While the red imported fire ant was the most common invertebrate found in our fields, their high numbers did not correlate with high weed seed predation. Seed predation was high in the hay fields, higher the first year, and highest in October both years. Fire ant numbers, on the other hand, were lower the first year and seemed to be the lowest in the hay fields (Figure 1). Fire ants had the highest numbers in September rather than October, most likely because of the higher soil temperatures (Figure 2). Results from our seed predation assays match better with the activity-densities of the native invertebrate seed predators, especially field crickets. The activity-densities of native seed predators were high in October (Figure 2), and the especially high seed predation in first year’s hay fields corresponded with elevated numbers of field crickets (Figure 1).
Our video study confirmed these results — showing that even when the invasive red imported fire ant is present in high numbers they do not contribute to weed seed predation services. Instead, native organisms, such as mice and field crickets, are the ones destroying weed seeds in Southeast crop fields.
-Two year study completed on the impact of field border vegetation on weed seed predation services
-Manuscript being submitted
-Results presented at three scientific meetings
-Poster presented at Center for Environmental Farming Systems field day

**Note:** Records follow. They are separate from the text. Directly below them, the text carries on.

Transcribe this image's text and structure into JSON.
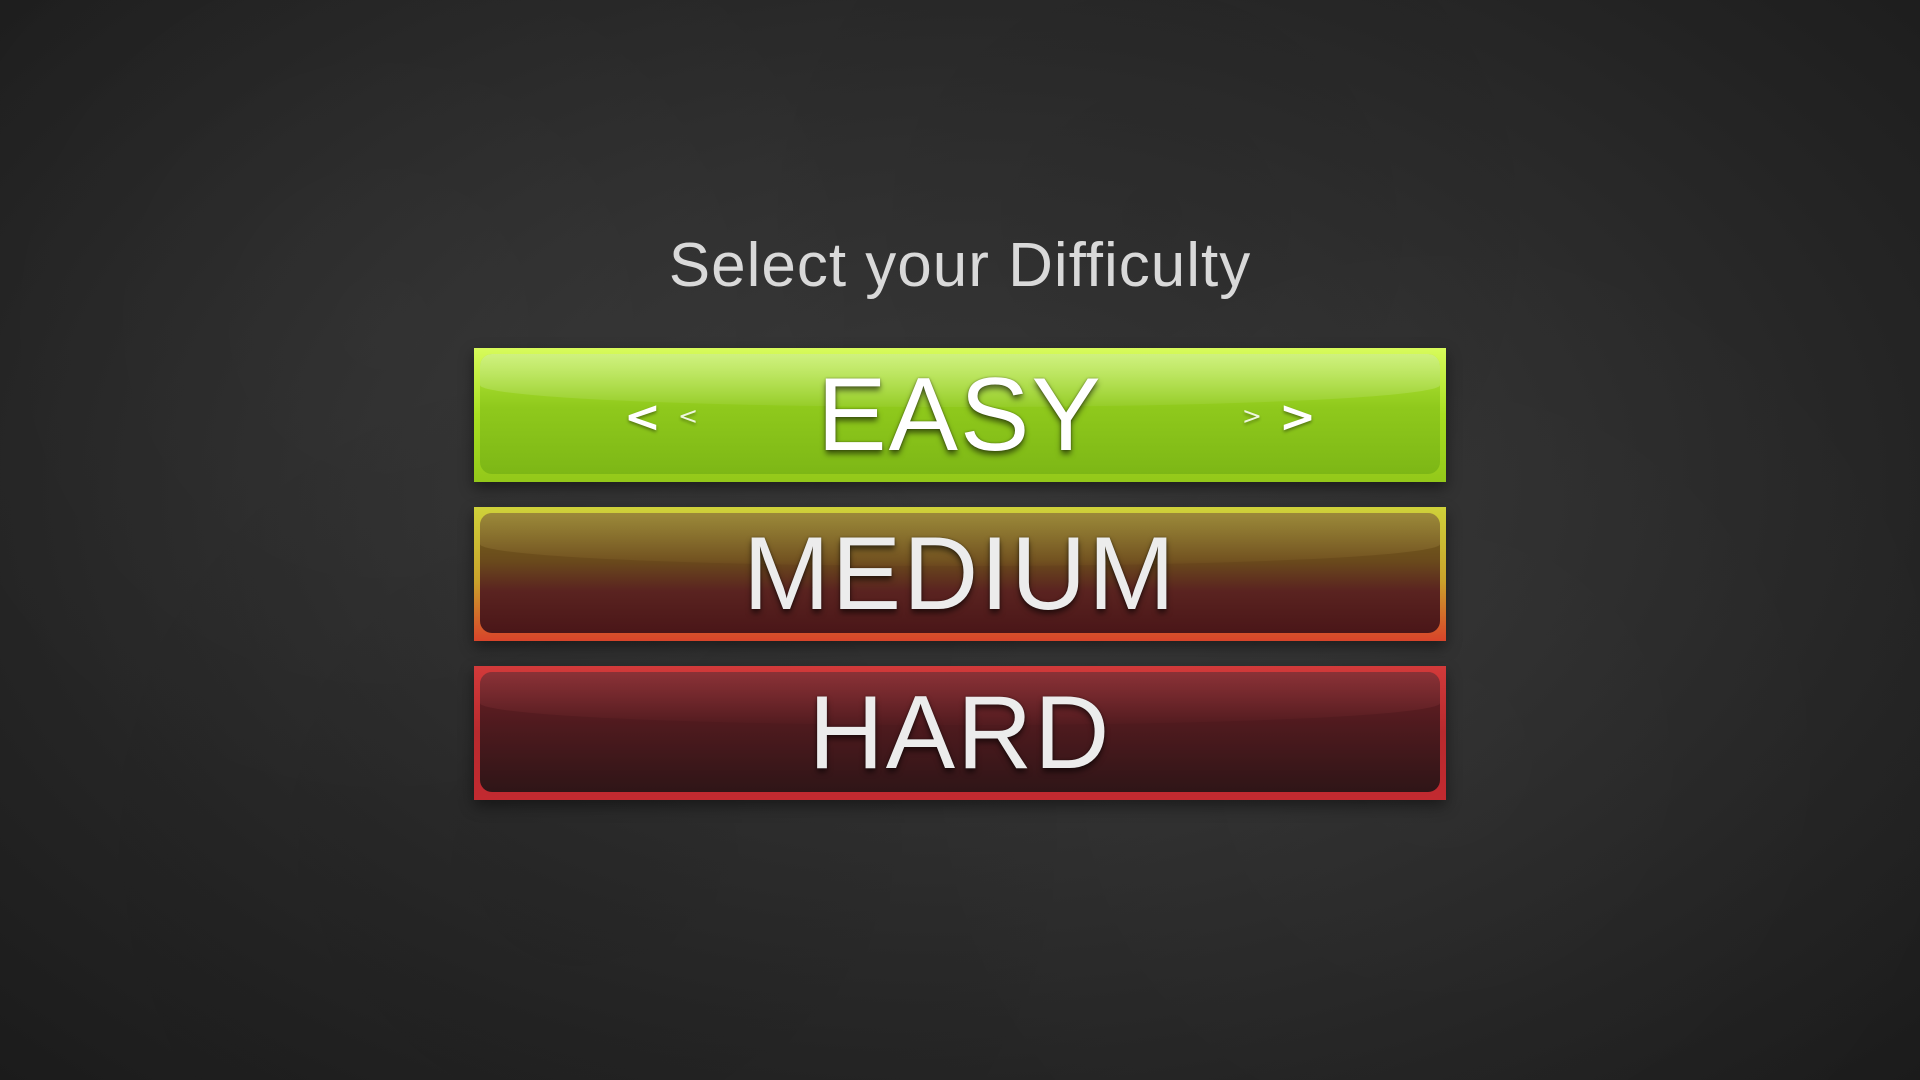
{
  "screen": {
    "title": "Select your Difficulty"
  },
  "difficulty": {
    "selected": "EASY",
    "options": [
      {
        "label": "EASY",
        "color": "#a8e021"
      },
      {
        "label": "MEDIUM",
        "color": "#c9a22b"
      },
      {
        "label": "HARD",
        "color": "#c22a30"
      }
    ],
    "arrows": {
      "left_big": "<",
      "left_small": "<",
      "right_small": ">",
      "right_big": ">"
    }
  }
}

-Poster will be presented at the Carolina Farm Stewardship Association’s annual conference
-Video monitoring study completed to determine the predominant weed seed predators in the area
-Manuscript being prepared
-Results presented at a scientific meeting and available on the Entomology Society of America’s YouTube channel
-Results presented at the Entomological Society of America’s annual meetings and the Ecological Society of America’s annual meeting in 2012
-I led a half-day extension workshop that was attended by over 50 people
-An extension publication on weed seed predation will be published next spring
- Figure 1: Invertebrate weed seed predators are influenced by Crop Type
- Figure 2: Invertebrate weed seed predator abundance by month
Although weed seed predation holds great promise, this ecosystem service cannot be depended on without management strategies that consistently conserve these organisms. Manipulating vegetative diversity along the edges of crop fields is not a viable conservation strategy for these organisms in the southeastern U.S. However, our results showing a large effect of vegetative cover on seed predation is in accordance with other research and should be promoted as a viable conservation approach. Efforts to accomplish this denser cover, though, such as delaying harvest or delaying hay cutting, are not likely to be adopted due to economic constraints. Other suggested approaches, such as eliminating or delaying fall tillage or using hay species that provide denser cover may be more tenable approaches that work with growers’ rotations and economic restraints.
Areas needing additional study
Manipulating vegetative diversity along the borders of our crop fields may not have influenced weed seed predation for a number of reasons specific to our region and study site, including (1) the high diversity of the surrounding landscape, (2) the high resource abundance in organic cropping systems, (3) the removal of native weed seed predators by an invasive species.
Future studies need to determine if these factors, not present in all regions and fields, are in fact reducing the impact field border manipulations have on weed seed predation.